Benefits of Playing Music in Children’s Development
Do you recall singing, or playing musical instruments as a child? Whether it’s your parents or your school, there’s a good chance that you were exposed to music as a child – and for a good reason. Playing music has been linked to higher cognitive function in children, accelerated brain development, language acquisition, and also provides them stimulation in addition to the academic material that they learn in classrooms.
So, just what are the extent of benefits that playing music instruments can provide to children’s development? We’ll be taking a closer look in this article.
Develop motoric skills and coordination
Learning music involves the careful coordination of small muscle groups in the fingers, hands and arms, and maybe even more depending on the type of musical instrument. This harmony of movements train the motoric skills along with their ears to develop a better sense of coordination with the two.
Speeds up brain development
According to a five-year study conducted by the University of Southern California, musical learning has been proven to speed up the formation of neural pathways in the brain. Children who engage with musical learning in the early age perform better in tasks requiring focus and concentration. The mere act of listening to music itself stimulates the brain. Therefore, playing a musical instrument or singing can stimulate this growth even better allowing the brain to become more efficient at perceiving auditory signals.
Improve language skills
Research has consistently shown that children who are actively learning music show improvements in their language and speech abilities. They also tend to have an easier time reading and retain more information from their readings. This is likely because learning music engages the left side of their brains, the part that is related to linguistics and reasoning. This is why sometimes children remember or memorize something better when they turn a piece of information into a song.
Builds self-confidence and self-esteem
There is an inherent challenge to learning music, whether that’s from reading the musical notes, keeping perfect tempo, matching your vocals to pitch, to coordinating your fingers to play the chord progression. All these challenges may seem difficult at first, but once they’ve conquered the basics they’ll naturally feel a gratifying sense of accomplishment that will build their confidence and self-esteem.
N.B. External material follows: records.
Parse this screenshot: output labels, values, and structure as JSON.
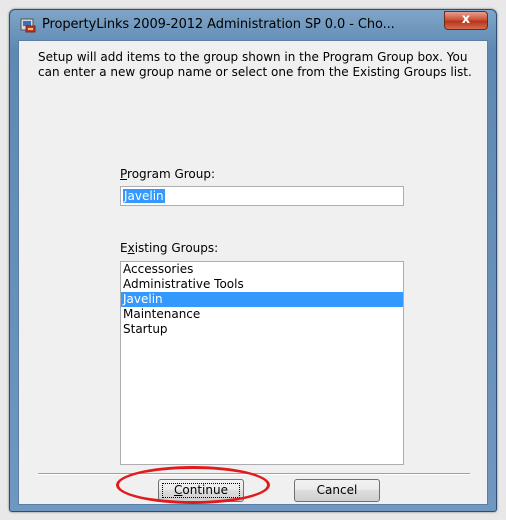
{
  "window": {
    "title": "PropertyLinks 2009-2012 Administration SP 0.0 - Cho...",
    "close_label": "x"
  },
  "intro_text": "Setup will add items to the group shown in the Program Group box. You can enter a new group name or select one from the Existing Groups list.",
  "program_group": {
    "label_accel": "P",
    "label_rest": "rogram Group:",
    "value": "Javelin"
  },
  "existing_groups": {
    "label_start": "E",
    "label_accel": "x",
    "label_rest": "isting Groups:",
    "items": [
      "Accessories",
      "Administrative Tools",
      "Javelin",
      "Maintenance",
      "Startup"
    ],
    "selected": "Javelin"
  },
  "buttons": {
    "continue_accel": "C",
    "continue_rest": "ontinue",
    "cancel": "Cancel"
  },
  "colors": {
    "selection": "#3399ff",
    "annotation": "#e11b1b"
  }
}
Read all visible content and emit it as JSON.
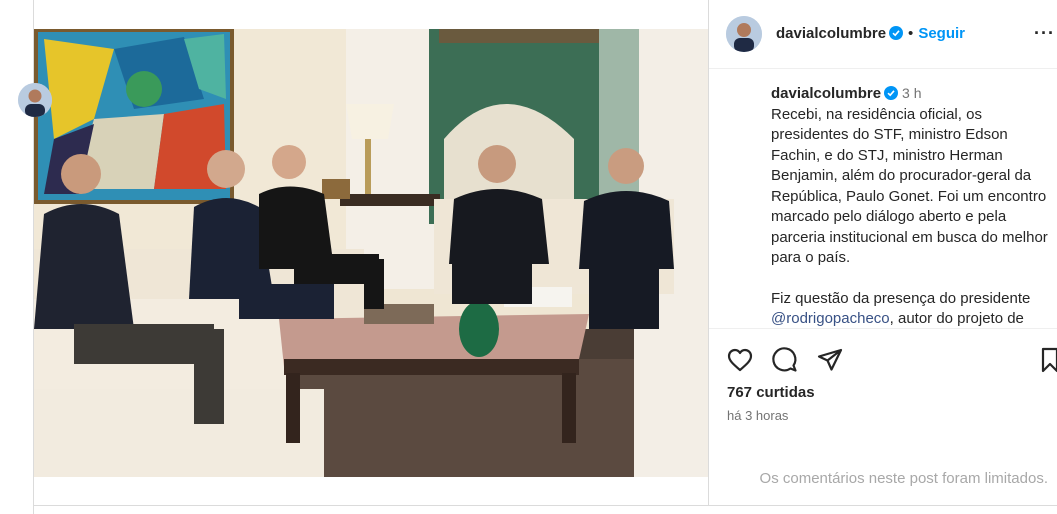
{
  "post": {
    "username": "davialcolumbre",
    "follow_label": "Seguir",
    "separator": "•",
    "more_label": "···",
    "time_ago": "3 h",
    "caption_p1": "Recebi, na residência oficial, os presidentes do STF, ministro Edson Fachin, e do STJ, ministro Herman Benjamin, além do procurador-geral da República, Paulo Gonet. Foi um encontro marcado pelo diálogo aberto e pela parceria institucional em busca do melhor para o país.",
    "caption_p2_start": "Fiz questão da presença do presidente ",
    "caption_mention": "@rodrigopacheco",
    "caption_p2_end": ", autor do projeto de",
    "likes": "767 curtidas",
    "posted": "há 3 horas",
    "comments_limited": "Os comentários neste post foram limitados."
  },
  "icons": {
    "verified": "verified-badge-icon",
    "like": "heart-icon",
    "comment": "comment-icon",
    "share": "paper-plane-icon",
    "save": "bookmark-icon"
  },
  "colors": {
    "link": "#0095f6",
    "verified": "#0095f6",
    "muted": "#737373",
    "mention": "#385185"
  }
}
As you can tell, playing a musical instrument can bring real tangible benefits to children’s overall development. In fact, the benefits arguably extend beyond the classroom, and will provide the foundation for them to continue to expand their musical skills should they choose to walk down that path.